EXERCISE DETAILS
Collect every line of the records below that contains the word "title".

EXTRACTED RECORDS
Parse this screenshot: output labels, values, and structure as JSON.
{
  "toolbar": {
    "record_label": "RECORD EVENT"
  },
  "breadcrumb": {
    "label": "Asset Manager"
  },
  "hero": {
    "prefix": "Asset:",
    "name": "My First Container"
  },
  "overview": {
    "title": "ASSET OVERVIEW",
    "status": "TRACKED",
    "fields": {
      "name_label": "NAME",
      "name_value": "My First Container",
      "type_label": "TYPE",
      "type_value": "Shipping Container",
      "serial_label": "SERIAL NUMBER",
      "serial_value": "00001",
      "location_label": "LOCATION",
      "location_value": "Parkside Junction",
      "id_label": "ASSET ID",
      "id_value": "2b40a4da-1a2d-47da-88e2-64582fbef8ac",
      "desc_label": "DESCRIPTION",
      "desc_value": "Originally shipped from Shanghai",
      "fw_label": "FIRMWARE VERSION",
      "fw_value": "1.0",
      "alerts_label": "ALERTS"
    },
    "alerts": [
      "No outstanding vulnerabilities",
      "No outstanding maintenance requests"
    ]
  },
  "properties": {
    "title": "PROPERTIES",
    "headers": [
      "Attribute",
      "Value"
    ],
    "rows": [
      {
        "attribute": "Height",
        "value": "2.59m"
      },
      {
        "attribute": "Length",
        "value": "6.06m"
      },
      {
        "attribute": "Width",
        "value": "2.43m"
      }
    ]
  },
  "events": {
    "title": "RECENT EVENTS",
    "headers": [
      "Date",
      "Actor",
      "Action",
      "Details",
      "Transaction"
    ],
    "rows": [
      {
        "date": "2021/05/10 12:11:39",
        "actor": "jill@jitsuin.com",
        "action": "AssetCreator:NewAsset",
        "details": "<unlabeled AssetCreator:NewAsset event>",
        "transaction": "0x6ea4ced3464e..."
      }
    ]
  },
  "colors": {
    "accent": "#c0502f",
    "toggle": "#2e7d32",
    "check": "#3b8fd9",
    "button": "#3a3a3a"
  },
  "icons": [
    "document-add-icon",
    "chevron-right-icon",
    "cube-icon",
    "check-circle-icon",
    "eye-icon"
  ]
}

WRITTEN ANSWER
    "title": "ASSET OVERVIEW",
    "title": "PROPERTIES",
    "title": "RECENT EVENTS",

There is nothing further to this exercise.